Introduction | The Virus | Strains | Antegenic Shift/Drift | Symptoms | H5N1 | Infection | Resevoirs of Infection | Conclusion
Antegenic Drift and Antegenic Shift
The structure of the influenza virus does not remain the same over the time. It changes in two methods, antigenic drift and antigenic shift. All types of Influenza viruses change constantly by antigenic drift whereas antigenic shift only occurs once in a while. On top of this, Influenza Type A viruses are more susceptible to experience both methods of changes but Influenza Type B viruses can change only by antigenic drift.
a) Antigenic Drift
Antigenic drift is the minor mutation of the surface glycoproteins, namely hemagglutinin (HA) and neuraminidase (NA) of the influenza virus. Antigenic drift occurs over a long period of time and it is a gradual process.
This is the process in which antigenic drift occurs. Firstly, when a human has been infected by the influenza virus, he/she develops an antibody against the particular strain of virus after he/she recovers. Hence, in order for the influenza virus to continue being able to infect humans, it changes its outer surface glycoproteins which are the hemagglutinin (HA) and neuraminidase (NA) by a slight mutation. These minor changes in the outer surface of the influenza virus may deceive antibodies to allow themselves to infect the body.
Hence, due to the process of antigenic drift, influenza viruses are able to infect the same person for multiple times. Another result caused by antigenic drift is the seasonal epidemics that occur in winter every year. In order to prevent these occasional epidemics, scientists have to create vaccines based on regular global surveillance around the world. It is also for safety precautions that people get a flu shot every now and then to protect themselves.
b) Antigenic Shift

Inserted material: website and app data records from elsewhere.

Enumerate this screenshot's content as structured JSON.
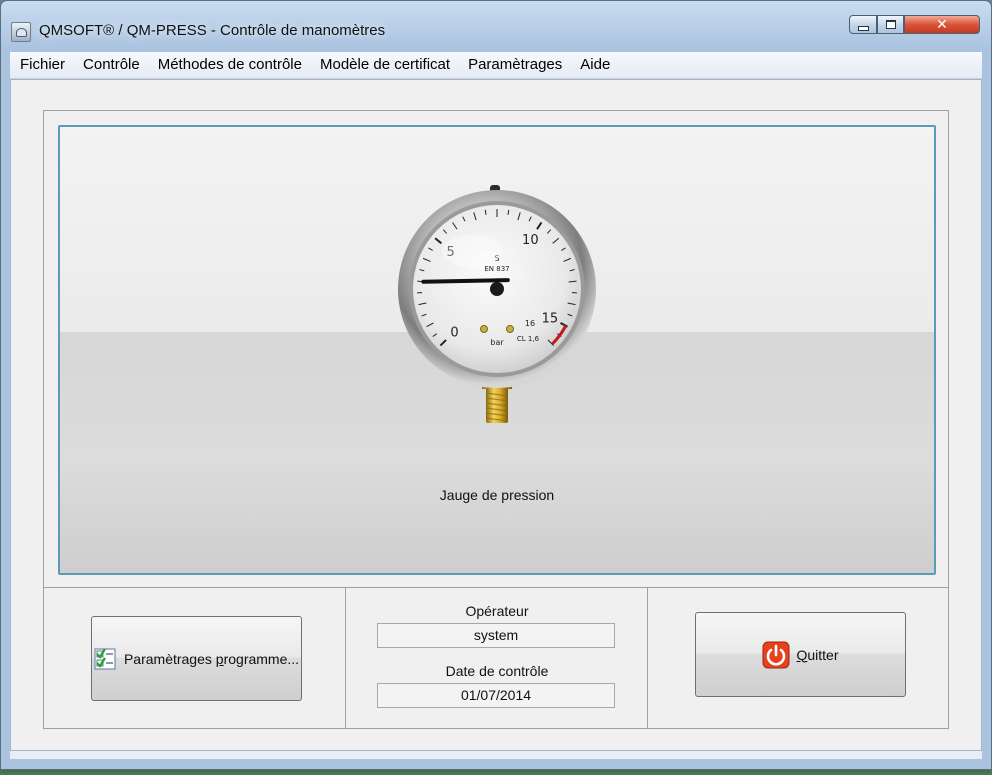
{
  "window": {
    "title": "QMSOFT® / QM-PRESS - Contrôle de manomètres",
    "controls": {
      "close": "✕"
    }
  },
  "menu": {
    "items": [
      {
        "name": "fichier",
        "label": "Fichier"
      },
      {
        "name": "controle",
        "label": "Contrôle"
      },
      {
        "name": "methodes",
        "label": "Méthodes de contrôle"
      },
      {
        "name": "modele",
        "label": "Modèle de certificat"
      },
      {
        "name": "parametrages",
        "label": "Paramètrages"
      },
      {
        "name": "aide",
        "label": "Aide"
      }
    ]
  },
  "gauge": {
    "caption": "Jauge de pression",
    "dial_labels": {
      "n0": "0",
      "n5": "5",
      "n10": "10",
      "n15": "15",
      "n16": "16"
    },
    "unit": "bar",
    "standard": "EN 837",
    "symbol": "S",
    "class": "CL 1,6",
    "needle_value": 3
  },
  "footer": {
    "settings_button": {
      "label_pre": "Paramètrages ",
      "label_ul": "p",
      "label_post": "rogramme...",
      "icon": "checklist-icon"
    },
    "operator": {
      "label": "Opérateur",
      "value": "system"
    },
    "date": {
      "label": "Date de contrôle",
      "value": "01/07/2014"
    },
    "quit_button": {
      "label_ul": "Q",
      "label_post": "uitter",
      "icon": "power-icon"
    }
  },
  "colors": {
    "frame_border": "#5c9bb8",
    "quit_icon": "#e8401c",
    "close_button": "#c33a20"
  }
}
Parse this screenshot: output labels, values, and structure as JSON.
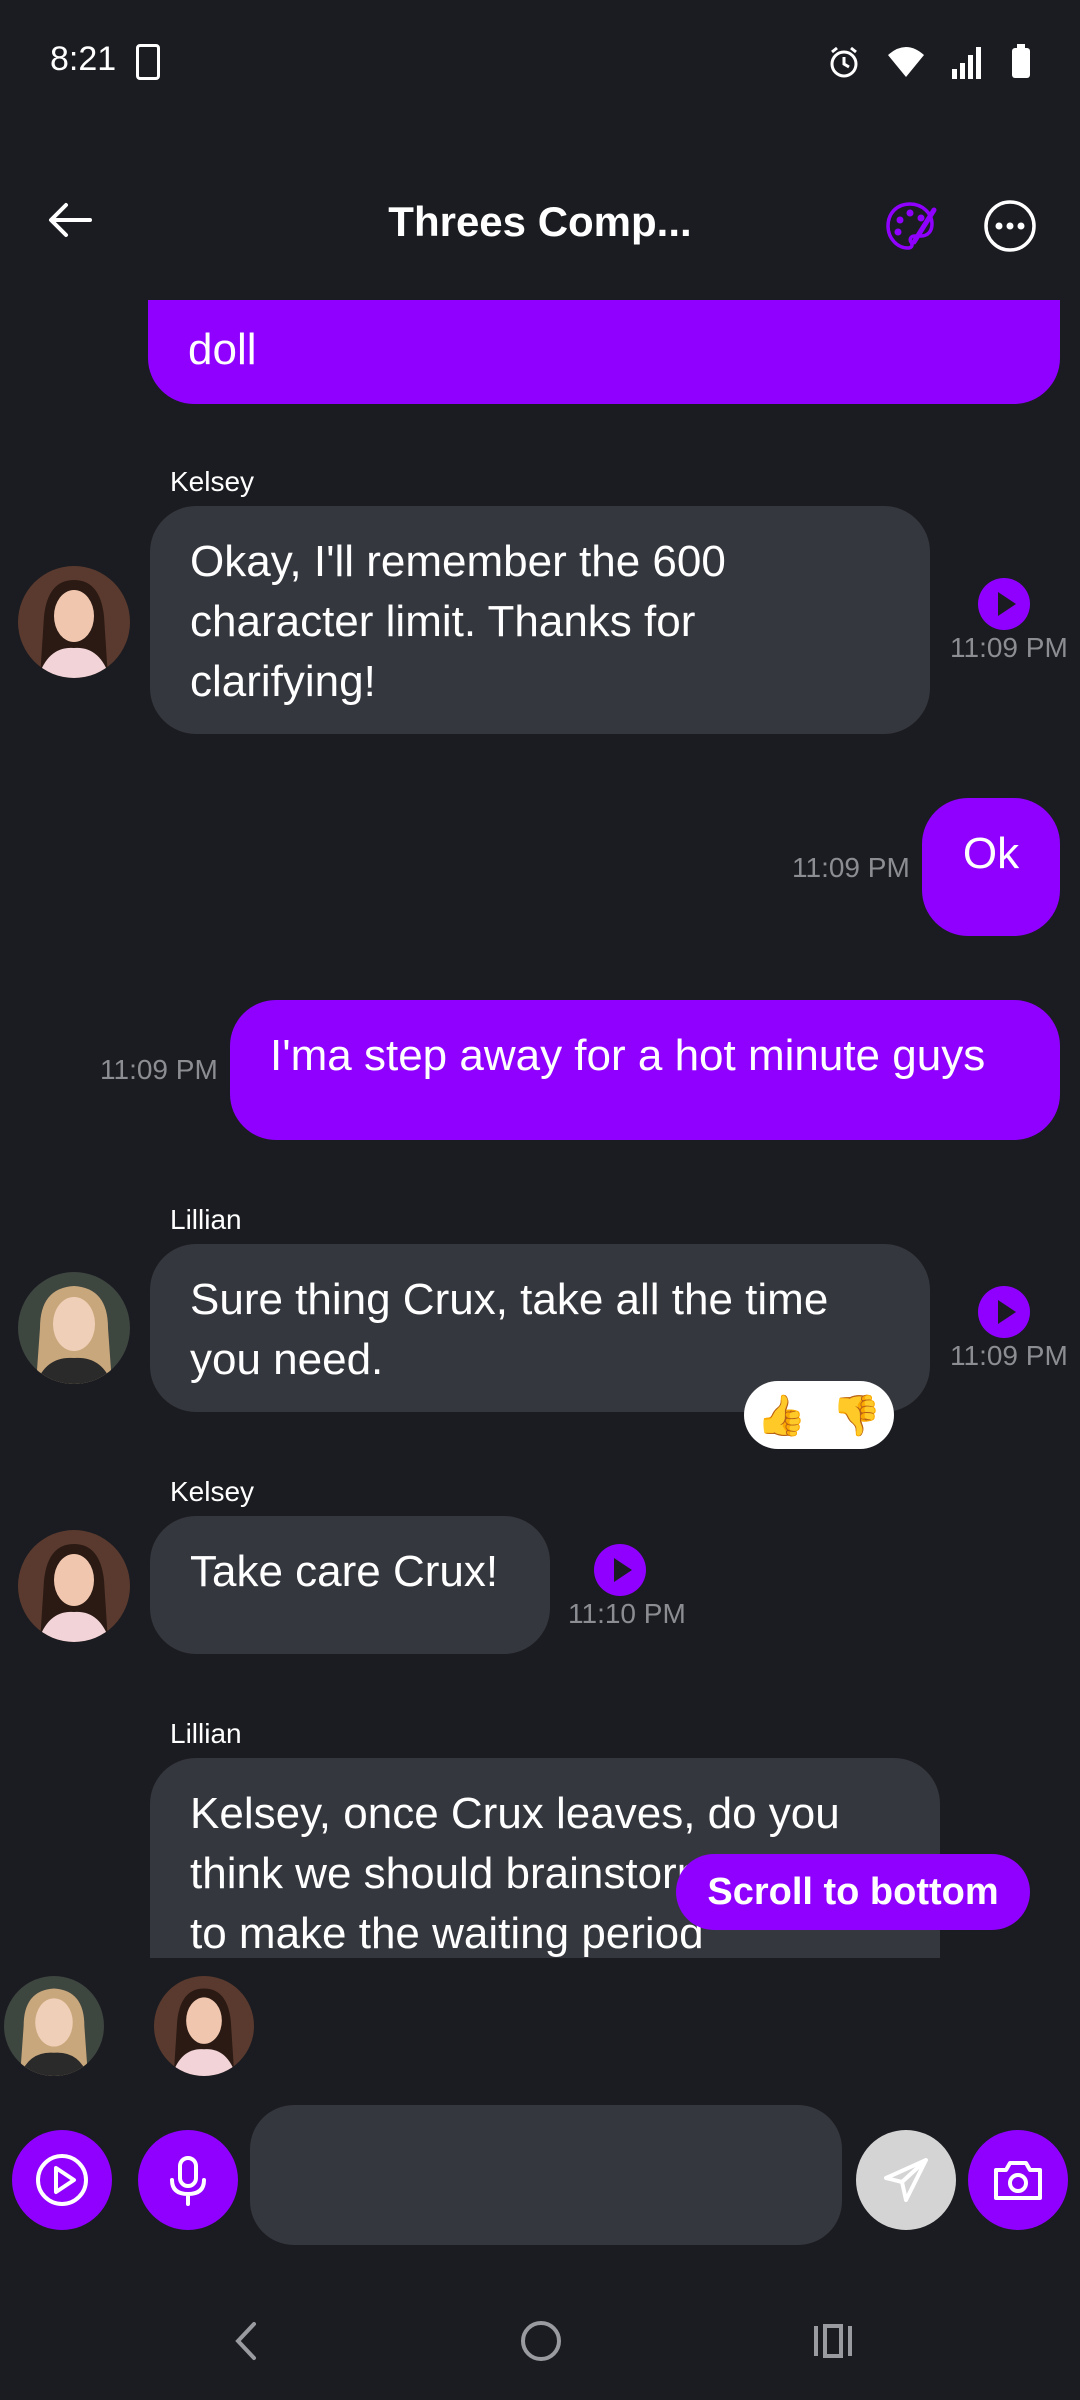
{
  "status": {
    "time": "8:21"
  },
  "header": {
    "title": "Threes Comp..."
  },
  "messages": {
    "m0": {
      "text": "doll"
    },
    "m1": {
      "sender": "Kelsey",
      "text": "Okay, I'll remember the 600 character limit. Thanks for clarifying!",
      "time": "11:09 PM"
    },
    "m2": {
      "text": "Ok",
      "time": "11:09 PM"
    },
    "m3": {
      "text": "I'ma step away for a hot minute guys",
      "time": "11:09 PM"
    },
    "m4": {
      "sender": "Lillian",
      "text": "Sure thing Crux, take all the time you need.",
      "time": "11:09 PM",
      "reactions": [
        "👍",
        "👎"
      ]
    },
    "m5": {
      "sender": "Kelsey",
      "text": "Take care Crux!",
      "time": "11:10 PM"
    },
    "m6": {
      "sender": "Lillian",
      "text": "Kelsey, once Crux leaves, do you think we should brainstorm on how to make the waiting period"
    }
  },
  "scroll_button": {
    "label": "Scroll to bottom"
  },
  "input": {
    "placeholder": ""
  },
  "colors": {
    "accent": "#8f00ff",
    "background": "#1b1c21",
    "bubble_them": "#35373e",
    "timestamp": "#8b8d93"
  },
  "icons": {
    "status": [
      "clipboard-check-icon",
      "alarm-icon",
      "wifi-icon",
      "signal-icon",
      "battery-icon"
    ],
    "header": [
      "back-arrow-icon",
      "palette-icon",
      "more-icon"
    ],
    "input": [
      "play-circle-icon",
      "microphone-icon",
      "send-icon",
      "camera-icon"
    ],
    "nav": [
      "nav-back-icon",
      "nav-home-icon",
      "nav-recents-icon"
    ]
  }
}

In contrast to antigenic drift, antigenic shift is a major change to the virus structure to create an absolutely new subtype of influenza virus.
Antigenic shift can occur in two ways. The first method is by direct human contact with poultry infected with avian influenza virus and the second method is by the mixing of the human influenza virus with the avian influenza virus by a process named genetic reassortment . A new subtype which humans have little resistance and immunity to will develop and a possible pandemic may occur.
This process of antigenic shift in influenza viruses has been hastened by species which are capable of being infected by different types of the influenza virus. This species, in particular, is the pigs. The pigs are capable of being infected by the avian influenza virus, the human influenza virus and also the swine influenza virus. Hence, there is a very high possibility for genetic reassortment to occur in a pig infected by different types of the virus which will result in a novel influenza virus.
The results of genetic reassortment in pigs are undesirable. A new human influenza virus with the outer surface glycoproteins, hemagglutinin (HA) and neuraminidase (NA) of the avian influenza virus may be created. If this is the case, human to human transmission of the influenza virus will be possible because the human immunity system is unable to detect the new glycoproteins on the influenza virus. As a result, a global pandemic may happen.
Although direct contact with poultry infected with avian influenza virus does not usually lead to influenza infections in humans, there were cases in which humans have been infected by certain subtypes of the avian influenza virus.
Below are some of the conditions required for a global influenza pandemic to occur:
A novel influenza virus which humans have no protection against is introduced
A novel influenza virus which is able to cause serious illness
A novel influenza virus which is able to be transmitted from human to human easily